Erdem Coskun, Pawel Jaruga, Bryant C. Nelson, Prasad T. Reddy, M Miral Dizdar, Shareen H. Doak, Neenu Singh
Oxidatively induced DNA damage is repaired in vivo by various mechanisms involving numerous DNA repair proteins. If not repaired, DNA damage may lead to mutagenesis, which is a fundamental part of the molecular basis of all cancers. Due to the unique surface-active properties (i.e. enhanced catalysis, etc.) of nanomaterials, it is important to understand and characterize their molecular-scale interactions with key biomolecules inside the cell. Characterizing and quantifying the effects of engineered nanomaterials on endogenous DNA repair protein expression levels is an emerging area of nanosafety research. Here, we present a novel methodology to positively identify and accurately measure key DNA repair proteins in cell cultures and human tissues using LC-MS/MS with isotope-dilution. We measured hAPE1 and hMTH1 levels in human normal and malignant breast tissues, and in human cultured cell lines, some of which were exposed to superparamagnetic iron oxide nanoparticles (USPIONs). We also developed the methodology for other DNA repair proteins such as NEIL1, NTH1, OGG1, PARP1 and Pol β and identified and measured these proteins in various cell lines and human tissues.
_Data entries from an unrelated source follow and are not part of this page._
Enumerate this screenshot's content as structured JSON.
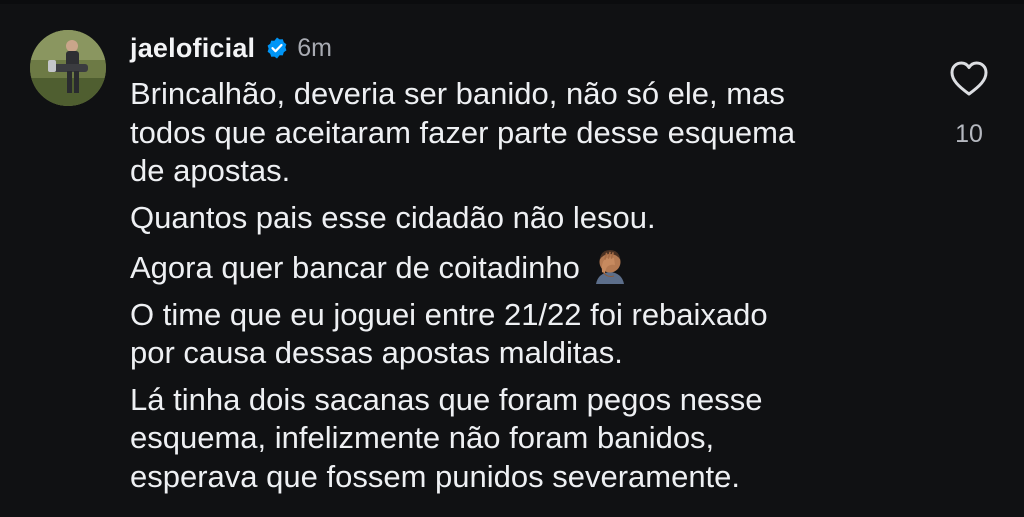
{
  "comment": {
    "username": "jaeloficial",
    "verified_icon": "verified-badge-icon",
    "timestamp": "6m",
    "paragraphs": [
      {
        "lines": [
          "Brincalhão, deveria ser banido, não só ele, mas",
          "todos que aceitaram fazer parte desse esquema",
          "de apostas."
        ]
      },
      {
        "lines": [
          "Quantos pais esse cidadão não lesou."
        ]
      },
      {
        "lines": [
          "Agora quer bancar de coitadinho"
        ],
        "emoji": "facepalm-emoji"
      },
      {
        "lines": [
          "O time que eu joguei entre 21/22 foi rebaixado",
          "por causa dessas apostas malditas."
        ]
      },
      {
        "lines": [
          "Lá tinha dois sacanas que foram pegos nesse",
          "esquema, infelizmente não foram banidos,",
          "esperava que fossem punidos severamente."
        ]
      }
    ],
    "like_icon": "heart-icon",
    "like_count": "10"
  },
  "colors": {
    "background": "#101113",
    "text": "#eef0f3",
    "muted": "#a8abb2",
    "verified_blue": "#0095f6"
  }
}
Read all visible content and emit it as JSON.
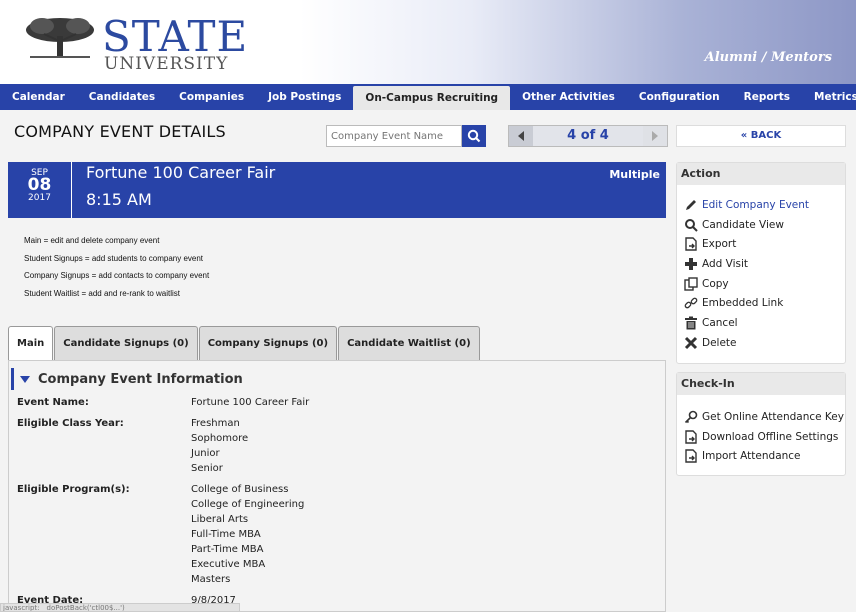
{
  "header": {
    "logo_main": "STATE",
    "logo_sub": "UNIVERSITY",
    "portal_name": "Alumni / Mentors"
  },
  "nav": {
    "items": [
      "Calendar",
      "Candidates",
      "Companies",
      "Job Postings",
      "On-Campus Recruiting",
      "Other Activities",
      "Configuration",
      "Reports",
      "Metrics"
    ],
    "active": "On-Campus Recruiting"
  },
  "page": {
    "title": "COMPANY EVENT DETAILS",
    "search_placeholder": "Company Event Name",
    "pager_text": "4 of 4",
    "back_label": "« BACK"
  },
  "event": {
    "month": "SEP",
    "day": "08",
    "year": "2017",
    "title": "Fortune 100 Career Fair",
    "time": "8:15 AM",
    "badge": "Multiple"
  },
  "legend": [
    "Main = edit and delete company event",
    "Student Signups = add students to company event",
    "Company Signups = add contacts to company event",
    "Student Waitlist = add and re-rank to waitlist"
  ],
  "tabs": [
    "Main",
    "Candidate Signups (0)",
    "Company Signups (0)",
    "Candidate Waitlist (0)"
  ],
  "section": {
    "title": "Company Event Information",
    "fields": {
      "event_name_label": "Event Name:",
      "event_name": "Fortune 100 Career Fair",
      "class_year_label": "Eligible Class Year:",
      "class_years": [
        "Freshman",
        "Sophomore",
        "Junior",
        "Senior"
      ],
      "programs_label": "Eligible Program(s):",
      "programs": [
        "College of Business",
        "College of Engineering",
        "Liberal Arts",
        "Full-Time MBA",
        "Part-Time MBA",
        "Executive MBA",
        "Masters"
      ],
      "event_date_label": "Event Date:",
      "event_date": "9/8/2017"
    }
  },
  "status_text": "javascript:__doPostBack('ctl00$...')",
  "action_panel": {
    "title": "Action",
    "items": [
      {
        "label": "Edit Company Event",
        "icon": "pencil-icon"
      },
      {
        "label": "Candidate View",
        "icon": "magnifier-icon"
      },
      {
        "label": "Export",
        "icon": "export-icon"
      },
      {
        "label": "Add Visit",
        "icon": "plus-icon"
      },
      {
        "label": "Copy",
        "icon": "copy-icon"
      },
      {
        "label": "Embedded Link",
        "icon": "link-icon"
      },
      {
        "label": "Cancel",
        "icon": "trash-icon"
      },
      {
        "label": "Delete",
        "icon": "x-icon"
      }
    ]
  },
  "checkin_panel": {
    "title": "Check-In",
    "items": [
      {
        "label": "Get Online Attendance Key",
        "icon": "key-icon"
      },
      {
        "label": "Download Offline Settings",
        "icon": "download-icon"
      },
      {
        "label": "Import Attendance",
        "icon": "import-icon"
      }
    ]
  },
  "colors": {
    "primary": "#2843a8",
    "panel_bg": "#ffffff",
    "page_bg": "#f3f3f3"
  }
}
The use of 15N-labeled analogs of these proteins as internal standards is critical for their accurate measurement. We, therefore, overexpressed and purified 15N-labeled versions of these proteins, added a known amount of the 15N-labeled protein analog to nuclear or cytoplasmic protein extracts from cells, hydrolyzed both labeled and unlabeled proteins with trypsin and used LC-MS/MS to separate and identify resulting tryptic peptides by their full-scan and product-ion mass spectra. Finally, selected-reaction monitoring of the tryptic peptides was utilized for positive identification and absolute quantification of protein levels. This novel method, developed in the NIST laboratories, may help to improve our understanding of protein-nanoparticle interactions and specifically, this method may eventually s
June 1-4, 2016
NanoTOX 2016 (8th International Congress of Nanotoxicology)
LC-MS/MS with isotope-dilution, iron oxide nanoparticles, NEIL1, NTH1, OGG1, PARP1 and Pol ß
, Jaruga, P.
, Nelson, B.
, Reddy, P.
, , M.
, Doak, S.
and Singh, N.
Absolute Identification and Quantification of DNA Repair Proteins: An Emerging Measurement Trend in Nanotoxicology, NanoTOX 2016 (8th International Congress of Nanotoxicology), Boston, MA
(Accessed November 30, 2023)